BRIEF: Faithfully repeat each entry below, minus the pictures.

EXTRACTED RECORDS:
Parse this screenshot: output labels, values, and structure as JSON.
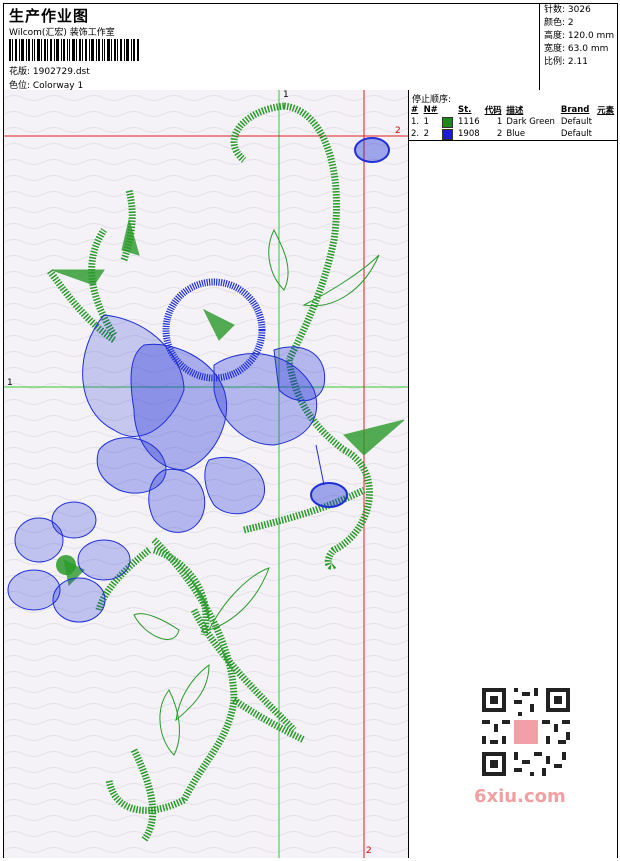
{
  "header": {
    "title": "生产作业图",
    "company": "Wilcom(汇宏) 装饰工作室",
    "design_label": "花版: 1902729.dst",
    "colorway_label": "色位: Colorway 1"
  },
  "stats": [
    {
      "label": "针数:",
      "value": "3026"
    },
    {
      "label": "颜色:",
      "value": "2"
    },
    {
      "label": "高度:",
      "value": "120.0 mm"
    },
    {
      "label": "宽度:",
      "value": "63.0 mm"
    },
    {
      "label": "比例:",
      "value": "2.11"
    }
  ],
  "stop_sequence": {
    "title": "停止顺序:",
    "columns": [
      "#",
      "N#",
      "St.",
      "代码",
      "描述",
      "Brand",
      "元素"
    ],
    "rows": [
      {
        "num": "1.",
        "n": "1",
        "st": "1116",
        "code": "1",
        "desc": "Dark Green",
        "brand": "Default",
        "color": "#1a8a1a"
      },
      {
        "num": "2.",
        "n": "2",
        "st": "1908",
        "code": "2",
        "desc": "Blue",
        "brand": "Default",
        "color": "#1a1ad8"
      }
    ]
  },
  "guides": {
    "green_label_top": "1",
    "green_label_left": "1",
    "red_label_right": "2",
    "red_label_bottom": "2"
  },
  "colors": {
    "green_thread": "#2a9a2a",
    "blue_thread": "#1f2fd6",
    "green_guide": "#33cc33",
    "red_guide": "#e02020",
    "canvas_bg": "#f4f2f6"
  },
  "watermark": {
    "text": "6xiu.com"
  }
}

RESULT BELOW:
Parse this screenshot: output labels, values, and structure as JSON.
{
  "header": {
    "title": "生产作业图",
    "company": "Wilcom(汇宏) 装饰工作室",
    "design_label": "花版: 1902729.dst",
    "colorway_label": "色位: Colorway 1"
  },
  "stats": [
    {
      "label": "针数:",
      "value": "3026"
    },
    {
      "label": "颜色:",
      "value": "2"
    },
    {
      "label": "高度:",
      "value": "120.0 mm"
    },
    {
      "label": "宽度:",
      "value": "63.0 mm"
    },
    {
      "label": "比例:",
      "value": "2.11"
    }
  ],
  "stop_sequence": {
    "title": "停止顺序:",
    "columns": [
      "#",
      "N#",
      "St.",
      "代码",
      "描述",
      "Brand",
      "元素"
    ],
    "rows": [
      {
        "num": "1.",
        "n": "1",
        "st": "1116",
        "code": "1",
        "desc": "Dark Green",
        "brand": "Default",
        "color": "#1a8a1a"
      },
      {
        "num": "2.",
        "n": "2",
        "st": "1908",
        "code": "2",
        "desc": "Blue",
        "brand": "Default",
        "color": "#1a1ad8"
      }
    ]
  },
  "guides": {
    "green_label_top": "1",
    "green_label_left": "1",
    "red_label_right": "2",
    "red_label_bottom": "2"
  },
  "colors": {
    "green_thread": "#2a9a2a",
    "blue_thread": "#1f2fd6",
    "green_guide": "#33cc33",
    "red_guide": "#e02020",
    "canvas_bg": "#f4f2f6"
  },
  "watermark": {
    "text": "6xiu.com"
  }
}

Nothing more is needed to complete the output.